Think about your customers. Do you know them well or are they strangers? Can you describe your ideal or average customer? If they’re consumers, you might know basics like age, gender, household income, and some of what they buy. If they’re a business, you probably know what industry they’re in, what their revenues are and some trends facing them.
But knowing the basics won’t tell you what issues they face in their daily lives or business, how well they are or aren’t resolving those issues, where they go to find out more about resolving things and how they go about making a decision. You need to know what motivates them, how their attitudes and actions are measured, and what their priorities are.
If you don’t have a good customer profile today, start by collecting information you have. Your different groups may have different pieces of customer knowledge. Collect these different bits of information, identify what is missing and develop a plan to fill in the gaps.
Find out what they think about issues, how well you’re meeting their needs or where they wish you were better. Try a mix of these 7 tactics for getting closer to your customers:
- Complete an annual or post-sale satisfaction survey
- Conduct a win/loss survey on closed opportunities
- Set up a trend polls or issue survey
- Create an advisory board, user community or forum
- Provide an online or telephone feedback “mailbox”
- Capture product or support interactions
- Seek input on plans, from ads, brochures and artwork to products and services, to understand what works best and what they care about
Train everyone in the company to ask questions on an ongoing basis and share the answers through the customer contact or relationship systems you use.
Knowing your customers requires getting inside their heads to understand what keeps them up at night, what motivates them, and how they address these things.
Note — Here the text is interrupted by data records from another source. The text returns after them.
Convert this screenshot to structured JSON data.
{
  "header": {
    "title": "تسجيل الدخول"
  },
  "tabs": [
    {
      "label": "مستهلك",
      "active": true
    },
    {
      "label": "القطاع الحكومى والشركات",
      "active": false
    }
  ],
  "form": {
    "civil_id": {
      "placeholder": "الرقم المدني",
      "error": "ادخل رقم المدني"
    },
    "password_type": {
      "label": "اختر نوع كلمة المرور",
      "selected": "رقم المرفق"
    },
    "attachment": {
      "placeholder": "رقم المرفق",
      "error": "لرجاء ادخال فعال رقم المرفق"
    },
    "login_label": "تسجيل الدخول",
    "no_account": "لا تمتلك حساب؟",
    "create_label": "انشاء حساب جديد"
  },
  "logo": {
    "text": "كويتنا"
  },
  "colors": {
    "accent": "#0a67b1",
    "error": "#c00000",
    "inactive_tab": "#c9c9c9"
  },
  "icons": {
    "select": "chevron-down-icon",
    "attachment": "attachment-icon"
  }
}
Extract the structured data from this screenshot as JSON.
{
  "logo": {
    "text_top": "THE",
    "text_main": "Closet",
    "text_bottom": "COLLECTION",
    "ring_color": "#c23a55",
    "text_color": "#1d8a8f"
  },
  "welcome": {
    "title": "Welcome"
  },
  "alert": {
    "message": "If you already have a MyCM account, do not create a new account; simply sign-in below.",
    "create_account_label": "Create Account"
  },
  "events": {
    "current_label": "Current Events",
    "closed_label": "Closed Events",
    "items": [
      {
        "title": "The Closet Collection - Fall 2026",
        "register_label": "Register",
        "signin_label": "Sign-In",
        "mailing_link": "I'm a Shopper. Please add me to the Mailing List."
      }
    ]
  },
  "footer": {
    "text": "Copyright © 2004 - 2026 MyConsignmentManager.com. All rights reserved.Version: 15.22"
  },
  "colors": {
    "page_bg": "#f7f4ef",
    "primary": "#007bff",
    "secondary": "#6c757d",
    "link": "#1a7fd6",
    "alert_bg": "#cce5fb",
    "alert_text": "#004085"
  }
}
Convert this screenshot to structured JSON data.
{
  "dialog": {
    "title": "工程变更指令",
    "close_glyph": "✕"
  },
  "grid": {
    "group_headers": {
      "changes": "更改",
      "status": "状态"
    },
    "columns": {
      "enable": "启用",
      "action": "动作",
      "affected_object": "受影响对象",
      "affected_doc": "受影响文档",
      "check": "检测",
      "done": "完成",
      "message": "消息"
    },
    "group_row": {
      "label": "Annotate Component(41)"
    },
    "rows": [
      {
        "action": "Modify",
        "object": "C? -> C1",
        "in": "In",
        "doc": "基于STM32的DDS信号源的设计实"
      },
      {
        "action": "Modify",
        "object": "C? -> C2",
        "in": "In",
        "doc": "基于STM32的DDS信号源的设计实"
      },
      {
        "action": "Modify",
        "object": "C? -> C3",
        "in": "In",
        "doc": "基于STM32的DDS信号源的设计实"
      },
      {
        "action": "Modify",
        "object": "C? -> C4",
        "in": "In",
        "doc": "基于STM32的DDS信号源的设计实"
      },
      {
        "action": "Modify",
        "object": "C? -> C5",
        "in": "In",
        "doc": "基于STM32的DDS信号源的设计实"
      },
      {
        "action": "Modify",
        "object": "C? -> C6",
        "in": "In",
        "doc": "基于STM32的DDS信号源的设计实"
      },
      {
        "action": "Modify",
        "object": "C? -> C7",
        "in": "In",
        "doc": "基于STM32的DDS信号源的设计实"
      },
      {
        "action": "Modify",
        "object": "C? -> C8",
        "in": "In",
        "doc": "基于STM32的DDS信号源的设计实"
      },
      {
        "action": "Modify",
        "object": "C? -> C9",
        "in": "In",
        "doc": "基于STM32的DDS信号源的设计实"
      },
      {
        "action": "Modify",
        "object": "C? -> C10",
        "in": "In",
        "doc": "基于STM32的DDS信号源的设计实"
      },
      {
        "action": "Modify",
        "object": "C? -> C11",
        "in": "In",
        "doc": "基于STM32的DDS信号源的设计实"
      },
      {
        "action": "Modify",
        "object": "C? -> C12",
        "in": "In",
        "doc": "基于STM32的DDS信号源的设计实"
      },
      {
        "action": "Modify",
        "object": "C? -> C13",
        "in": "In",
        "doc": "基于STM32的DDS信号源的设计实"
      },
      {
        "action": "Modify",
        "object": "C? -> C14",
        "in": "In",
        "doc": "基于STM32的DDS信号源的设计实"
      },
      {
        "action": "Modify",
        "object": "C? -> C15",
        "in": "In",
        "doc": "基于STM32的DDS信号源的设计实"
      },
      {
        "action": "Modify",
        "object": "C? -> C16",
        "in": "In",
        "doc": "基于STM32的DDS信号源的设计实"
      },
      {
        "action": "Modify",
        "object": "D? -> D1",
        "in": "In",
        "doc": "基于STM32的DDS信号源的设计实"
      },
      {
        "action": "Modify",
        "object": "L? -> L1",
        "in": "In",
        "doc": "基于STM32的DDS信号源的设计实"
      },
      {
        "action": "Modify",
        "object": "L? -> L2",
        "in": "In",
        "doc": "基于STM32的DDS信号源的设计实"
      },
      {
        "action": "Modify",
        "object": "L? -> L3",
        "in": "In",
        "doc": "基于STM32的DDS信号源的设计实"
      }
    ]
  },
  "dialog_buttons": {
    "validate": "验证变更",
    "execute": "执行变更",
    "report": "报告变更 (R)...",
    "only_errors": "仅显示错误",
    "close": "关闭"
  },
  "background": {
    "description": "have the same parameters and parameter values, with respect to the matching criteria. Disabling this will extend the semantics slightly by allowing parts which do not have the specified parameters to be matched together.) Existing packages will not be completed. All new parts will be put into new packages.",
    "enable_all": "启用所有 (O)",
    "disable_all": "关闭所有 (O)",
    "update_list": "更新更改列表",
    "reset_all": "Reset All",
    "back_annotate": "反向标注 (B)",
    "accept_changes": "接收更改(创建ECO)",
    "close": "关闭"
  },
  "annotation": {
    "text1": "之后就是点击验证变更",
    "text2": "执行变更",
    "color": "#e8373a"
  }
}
It entails listening to what they say and how they say it, knowing who they listen to most, finding out how they use solutions after they’ve bought them and learning what they do and don’t like about the result.
Being part of the conversation means being where they are and either participating, facilitating or driving the discussions that they are having online, at work, at home, or in groups. When customers stop being strangers, you understand their decision journey and can participate appropriately. Then you are on the path to strong and enduring relationships. Check out this video on TRUE customer intimacy:
What are you finding that’s working for your company?